Our cultural obsession with XXL schlongs doesn't come from a single seed but, instead, has multiple daddies. The mainstream porn industry, Tom of Finland, and racist ideas of masculinity have all nurtured this norm into today's giant. 

While some Size Queens view this beast of preference as harmless, it can be weaponized against individuals and disempower entire cultural communities.

Racist expectations & colonial queens

The stigma of penis size can be particularly emasculating for Queer Asian guys. Since the days of Yellow Peril, Asian men have been portrayed as "sexually deviant, asexual, (and) effeminate." 

This trope continues in media such as The Hangover and The Big Bang Theory, where Asian men are portrayed as having small dicks. 

Media depictions have real-life consequences for people like John Tao. He has found that penis-based stereotypes influence the roles he performs in bed: "Because I'm Asian, I'm automatically categorized as being a bottom. There's a perception that I wouldn't want to top. You have to be careful because we internalize these stereotypes about ourselves."

Like this stereotype, the broad category of "Asian" is rooted in cultural conceptions rather than genetic or biological science. Ultimately, there is tremendous physical diversity to debunk the racist myth that Asian guys all have small genitals. This comparison alone underscores the reality that white bodies are often viewed as the default and not scrutinized in the same way.

While there is a troubled history of portraying Asian men as submissive and effeminate, Black men have often been depicted as animalistic, hypermasculine and hung. 

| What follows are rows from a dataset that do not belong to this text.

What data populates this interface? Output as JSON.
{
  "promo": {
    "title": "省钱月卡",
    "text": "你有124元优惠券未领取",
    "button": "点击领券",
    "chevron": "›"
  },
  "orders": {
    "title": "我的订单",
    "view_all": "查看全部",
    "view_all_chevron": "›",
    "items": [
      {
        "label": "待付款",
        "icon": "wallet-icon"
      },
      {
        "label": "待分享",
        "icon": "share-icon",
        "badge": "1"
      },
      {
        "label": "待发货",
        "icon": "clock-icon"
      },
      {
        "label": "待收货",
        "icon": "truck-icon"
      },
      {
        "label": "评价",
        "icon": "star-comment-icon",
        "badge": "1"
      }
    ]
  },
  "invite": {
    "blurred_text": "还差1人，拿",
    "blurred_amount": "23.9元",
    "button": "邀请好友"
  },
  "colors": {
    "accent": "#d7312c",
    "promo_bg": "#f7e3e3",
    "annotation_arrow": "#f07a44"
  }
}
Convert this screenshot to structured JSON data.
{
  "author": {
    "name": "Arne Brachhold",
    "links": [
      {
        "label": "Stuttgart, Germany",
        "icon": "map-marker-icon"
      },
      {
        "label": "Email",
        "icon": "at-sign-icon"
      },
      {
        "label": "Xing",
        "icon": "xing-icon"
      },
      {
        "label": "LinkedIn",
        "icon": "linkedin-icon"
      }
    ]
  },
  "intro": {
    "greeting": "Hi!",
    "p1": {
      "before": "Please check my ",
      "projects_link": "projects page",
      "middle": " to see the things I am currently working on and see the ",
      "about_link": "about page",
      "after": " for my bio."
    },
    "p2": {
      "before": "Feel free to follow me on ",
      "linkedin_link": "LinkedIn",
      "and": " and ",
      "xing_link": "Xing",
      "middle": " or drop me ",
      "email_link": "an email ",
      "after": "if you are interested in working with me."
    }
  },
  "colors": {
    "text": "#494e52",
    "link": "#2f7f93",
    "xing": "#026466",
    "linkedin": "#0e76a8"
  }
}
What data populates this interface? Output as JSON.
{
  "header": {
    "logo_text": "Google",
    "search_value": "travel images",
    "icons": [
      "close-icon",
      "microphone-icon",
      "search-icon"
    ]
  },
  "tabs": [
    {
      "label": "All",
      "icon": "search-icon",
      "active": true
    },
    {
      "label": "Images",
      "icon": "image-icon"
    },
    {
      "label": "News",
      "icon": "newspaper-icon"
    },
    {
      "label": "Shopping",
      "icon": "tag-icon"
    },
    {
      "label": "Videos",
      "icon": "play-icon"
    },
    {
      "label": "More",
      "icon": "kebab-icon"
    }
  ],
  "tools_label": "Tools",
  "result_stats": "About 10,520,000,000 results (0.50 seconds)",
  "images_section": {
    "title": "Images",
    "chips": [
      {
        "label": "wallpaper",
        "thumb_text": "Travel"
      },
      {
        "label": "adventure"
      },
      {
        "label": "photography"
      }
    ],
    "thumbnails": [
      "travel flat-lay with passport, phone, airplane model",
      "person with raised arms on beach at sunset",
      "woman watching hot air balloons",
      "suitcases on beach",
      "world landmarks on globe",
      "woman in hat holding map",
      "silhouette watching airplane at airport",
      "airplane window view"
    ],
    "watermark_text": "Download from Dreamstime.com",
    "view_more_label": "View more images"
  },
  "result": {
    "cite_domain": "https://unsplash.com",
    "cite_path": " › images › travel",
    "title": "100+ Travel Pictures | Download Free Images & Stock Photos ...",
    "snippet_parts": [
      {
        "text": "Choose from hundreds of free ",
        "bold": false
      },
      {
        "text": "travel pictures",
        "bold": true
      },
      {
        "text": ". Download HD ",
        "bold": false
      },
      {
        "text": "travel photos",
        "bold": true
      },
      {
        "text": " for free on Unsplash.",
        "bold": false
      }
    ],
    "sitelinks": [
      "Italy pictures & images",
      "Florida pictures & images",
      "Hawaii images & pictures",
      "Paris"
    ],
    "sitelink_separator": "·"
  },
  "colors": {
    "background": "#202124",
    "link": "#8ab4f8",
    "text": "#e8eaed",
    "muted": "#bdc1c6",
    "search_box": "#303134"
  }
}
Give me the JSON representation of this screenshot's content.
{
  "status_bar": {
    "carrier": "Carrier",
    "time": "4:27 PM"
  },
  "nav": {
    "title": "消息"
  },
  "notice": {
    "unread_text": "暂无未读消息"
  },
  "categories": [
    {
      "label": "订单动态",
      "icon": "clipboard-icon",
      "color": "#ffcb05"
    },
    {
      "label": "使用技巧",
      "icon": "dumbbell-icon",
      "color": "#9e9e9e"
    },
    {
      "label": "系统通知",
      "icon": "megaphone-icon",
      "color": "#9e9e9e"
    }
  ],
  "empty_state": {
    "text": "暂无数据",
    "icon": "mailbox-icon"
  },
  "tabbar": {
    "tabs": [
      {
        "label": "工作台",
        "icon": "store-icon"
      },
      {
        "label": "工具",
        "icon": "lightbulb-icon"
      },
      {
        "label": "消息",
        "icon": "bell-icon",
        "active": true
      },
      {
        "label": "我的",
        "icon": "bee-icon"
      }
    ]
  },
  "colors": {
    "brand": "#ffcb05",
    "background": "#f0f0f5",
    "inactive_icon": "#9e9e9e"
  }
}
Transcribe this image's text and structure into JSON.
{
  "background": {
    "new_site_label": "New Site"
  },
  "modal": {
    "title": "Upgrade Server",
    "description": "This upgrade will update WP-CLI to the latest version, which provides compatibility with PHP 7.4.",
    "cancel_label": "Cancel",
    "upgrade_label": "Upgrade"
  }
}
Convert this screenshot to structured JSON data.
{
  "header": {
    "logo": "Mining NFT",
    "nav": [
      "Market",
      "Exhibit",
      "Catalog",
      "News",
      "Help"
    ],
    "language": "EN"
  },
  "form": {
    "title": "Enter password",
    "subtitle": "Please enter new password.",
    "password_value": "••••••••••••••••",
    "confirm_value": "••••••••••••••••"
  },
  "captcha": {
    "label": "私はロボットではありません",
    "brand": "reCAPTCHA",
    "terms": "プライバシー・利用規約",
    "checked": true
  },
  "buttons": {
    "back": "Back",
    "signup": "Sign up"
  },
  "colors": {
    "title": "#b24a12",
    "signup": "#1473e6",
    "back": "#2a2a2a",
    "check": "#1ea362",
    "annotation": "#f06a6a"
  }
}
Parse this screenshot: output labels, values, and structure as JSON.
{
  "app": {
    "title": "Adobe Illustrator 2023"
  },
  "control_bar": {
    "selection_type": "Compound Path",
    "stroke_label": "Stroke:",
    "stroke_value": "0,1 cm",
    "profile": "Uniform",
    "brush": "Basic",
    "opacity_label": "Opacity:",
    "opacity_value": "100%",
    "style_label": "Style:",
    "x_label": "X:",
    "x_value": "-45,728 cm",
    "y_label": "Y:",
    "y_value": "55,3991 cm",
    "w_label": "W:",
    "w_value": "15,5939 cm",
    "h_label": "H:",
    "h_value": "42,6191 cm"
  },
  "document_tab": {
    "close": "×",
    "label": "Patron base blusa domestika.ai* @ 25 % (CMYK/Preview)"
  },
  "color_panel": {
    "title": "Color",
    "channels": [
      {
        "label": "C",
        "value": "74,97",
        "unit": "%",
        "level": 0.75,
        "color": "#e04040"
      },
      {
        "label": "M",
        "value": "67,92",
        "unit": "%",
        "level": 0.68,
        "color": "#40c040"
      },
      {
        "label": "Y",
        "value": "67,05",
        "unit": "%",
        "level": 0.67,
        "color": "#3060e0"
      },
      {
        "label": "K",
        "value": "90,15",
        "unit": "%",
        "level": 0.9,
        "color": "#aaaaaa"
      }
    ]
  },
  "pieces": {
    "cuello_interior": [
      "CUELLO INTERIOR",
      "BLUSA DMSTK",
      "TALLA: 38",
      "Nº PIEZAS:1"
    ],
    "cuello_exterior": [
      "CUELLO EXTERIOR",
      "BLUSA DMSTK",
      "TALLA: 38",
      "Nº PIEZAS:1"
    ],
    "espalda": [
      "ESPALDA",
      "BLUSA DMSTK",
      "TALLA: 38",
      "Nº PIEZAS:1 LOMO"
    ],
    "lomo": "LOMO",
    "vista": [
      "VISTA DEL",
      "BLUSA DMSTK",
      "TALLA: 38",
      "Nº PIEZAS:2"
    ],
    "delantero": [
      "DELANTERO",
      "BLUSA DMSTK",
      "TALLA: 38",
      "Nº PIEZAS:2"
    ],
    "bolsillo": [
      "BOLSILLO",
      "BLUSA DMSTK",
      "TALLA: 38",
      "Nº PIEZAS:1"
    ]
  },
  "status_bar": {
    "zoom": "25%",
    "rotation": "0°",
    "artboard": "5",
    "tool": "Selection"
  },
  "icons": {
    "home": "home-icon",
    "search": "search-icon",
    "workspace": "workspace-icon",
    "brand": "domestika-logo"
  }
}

Amongst the crowds of size Queens, some exoticize their partner's Blackness in pursuit of a Big Black Cock (BBC).

Roy Celaire, a Master's student at Oxford University, describes the impact of stereotyping on Grindr, "if I don't live up to this fantasy being a hypersexual Black stud with a big dick, I am immediately rendered dispensable and stop hearing from them." 

This dehumanizing behaviour cannot be dismissed as "preference," for it's predicated on a range of racist stereotypes and treats someone's identity as well… an option for brunch.

The impact of these beliefs goes beyond hookup culture (where Asian men are assumed to be submissive bottoms and Black men are pressured to be dominant tops) and can fuel violence. 

With the phallus symbolizing masculine power, Black masculinity has historically been constructed as a threat to whiteness. Countless cases, from mobbed castrations to the murder of Emmett Till (who was lynched for allegedly whistling at a white woman), to the more recent Central Park Birdwatching incident, highlight how Black men can be perceived as predatory or hypersexual for simply existing.

Though some Size Queens might frame fetishizing Black penises as a compliment, it is ultimately rooted in this same violent history of dehumanization. 

If we can critically reflect on narrow moulds of masculinity and confront the origin of racist stereotypes, we have the capacity to chart new paths. 

Indeed, queer icons like Billy Porter and Lil Nas X highlight the power of our community to subvert old tropes and find more expansive ways of defining queerness, sexuality and race. There is room at the table for everyone, but some archaic dishes need to be struck from the menu.

Did that hit the spot?

If low-hanging fruit is a necessity for sex, you may be a Size Queen. 

Loads of us are proud of our members and benefit from the social currency they command. Don't get me wrong, big dicks can be a blast. But so can those that are on the smaller side. 

We could all stand to reflect on the gendered and race-based stereotypes we've internalized when shopping through the shelves of Grindr. 

Many of us are walking away from insecurities rather than running towards pleasure. Bottoms can be hung, tops can be small, and outdated ways of thinking needn't define our cravings or enjoyment around sex.

Sex is like brunch, a combination of flavours that shouldn't be reduced to a single ingredient. May these reflections empower you to find partners who truly hit the spot.